● YOUR OBJECTIVE
Each entry is to be output precisely as it appears.

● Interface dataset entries

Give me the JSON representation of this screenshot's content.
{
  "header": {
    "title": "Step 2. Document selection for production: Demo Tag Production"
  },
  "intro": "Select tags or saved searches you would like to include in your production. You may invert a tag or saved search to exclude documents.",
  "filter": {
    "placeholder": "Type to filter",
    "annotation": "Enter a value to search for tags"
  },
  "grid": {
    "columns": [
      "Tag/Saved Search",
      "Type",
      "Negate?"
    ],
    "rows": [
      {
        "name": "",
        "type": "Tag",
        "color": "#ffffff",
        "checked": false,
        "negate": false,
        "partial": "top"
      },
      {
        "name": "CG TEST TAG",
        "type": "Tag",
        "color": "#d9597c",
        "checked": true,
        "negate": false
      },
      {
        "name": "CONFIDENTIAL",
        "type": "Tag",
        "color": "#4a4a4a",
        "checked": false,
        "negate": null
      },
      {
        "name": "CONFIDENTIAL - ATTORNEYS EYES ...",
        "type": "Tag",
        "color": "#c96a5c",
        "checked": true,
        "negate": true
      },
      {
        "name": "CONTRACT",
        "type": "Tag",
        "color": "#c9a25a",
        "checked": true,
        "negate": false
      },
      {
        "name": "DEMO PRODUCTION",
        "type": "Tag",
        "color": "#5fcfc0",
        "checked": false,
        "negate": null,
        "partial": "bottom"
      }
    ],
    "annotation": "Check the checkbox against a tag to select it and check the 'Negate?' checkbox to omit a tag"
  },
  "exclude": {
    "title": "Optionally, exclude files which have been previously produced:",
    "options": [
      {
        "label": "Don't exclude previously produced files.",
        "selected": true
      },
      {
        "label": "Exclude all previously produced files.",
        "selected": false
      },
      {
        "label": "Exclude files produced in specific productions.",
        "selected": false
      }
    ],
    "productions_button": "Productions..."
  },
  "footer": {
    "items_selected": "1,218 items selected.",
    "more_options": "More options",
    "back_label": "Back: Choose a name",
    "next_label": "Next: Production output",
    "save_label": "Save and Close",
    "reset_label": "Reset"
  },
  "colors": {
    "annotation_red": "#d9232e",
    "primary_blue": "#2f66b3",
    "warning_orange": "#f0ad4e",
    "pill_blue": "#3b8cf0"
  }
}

● RESULT
Give me the JSON representation of this screenshot's content.
{
  "header": {
    "title": "Step 2. Document selection for production: Demo Tag Production"
  },
  "intro": "Select tags or saved searches you would like to include in your production. You may invert a tag or saved search to exclude documents.",
  "filter": {
    "placeholder": "Type to filter",
    "annotation": "Enter a value to search for tags"
  },
  "grid": {
    "columns": [
      "Tag/Saved Search",
      "Type",
      "Negate?"
    ],
    "rows": [
      {
        "name": "",
        "type": "Tag",
        "color": "#ffffff",
        "checked": false,
        "negate": false,
        "partial": "top"
      },
      {
        "name": "CG TEST TAG",
        "type": "Tag",
        "color": "#d9597c",
        "checked": true,
        "negate": false
      },
      {
        "name": "CONFIDENTIAL",
        "type": "Tag",
        "color": "#4a4a4a",
        "checked": false,
        "negate": null
      },
      {
        "name": "CONFIDENTIAL - ATTORNEYS EYES ...",
        "type": "Tag",
        "color": "#c96a5c",
        "checked": true,
        "negate": true
      },
      {
        "name": "CONTRACT",
        "type": "Tag",
        "color": "#c9a25a",
        "checked": true,
        "negate": false
      },
      {
        "name": "DEMO PRODUCTION",
        "type": "Tag",
        "color": "#5fcfc0",
        "checked": false,
        "negate": null,
        "partial": "bottom"
      }
    ],
    "annotation": "Check the checkbox against a tag to select it and check the 'Negate?' checkbox to omit a tag"
  },
  "exclude": {
    "title": "Optionally, exclude files which have been previously produced:",
    "options": [
      {
        "label": "Don't exclude previously produced files.",
        "selected": true
      },
      {
        "label": "Exclude all previously produced files.",
        "selected": false
      },
      {
        "label": "Exclude files produced in specific productions.",
        "selected": false
      }
    ],
    "productions_button": "Productions..."
  },
  "footer": {
    "items_selected": "1,218 items selected.",
    "more_options": "More options",
    "back_label": "Back: Choose a name",
    "next_label": "Next: Production output",
    "save_label": "Save and Close",
    "reset_label": "Reset"
  },
  "colors": {
    "annotation_red": "#d9232e",
    "primary_blue": "#2f66b3",
    "warning_orange": "#f0ad4e",
    "pill_blue": "#3b8cf0"
  }
}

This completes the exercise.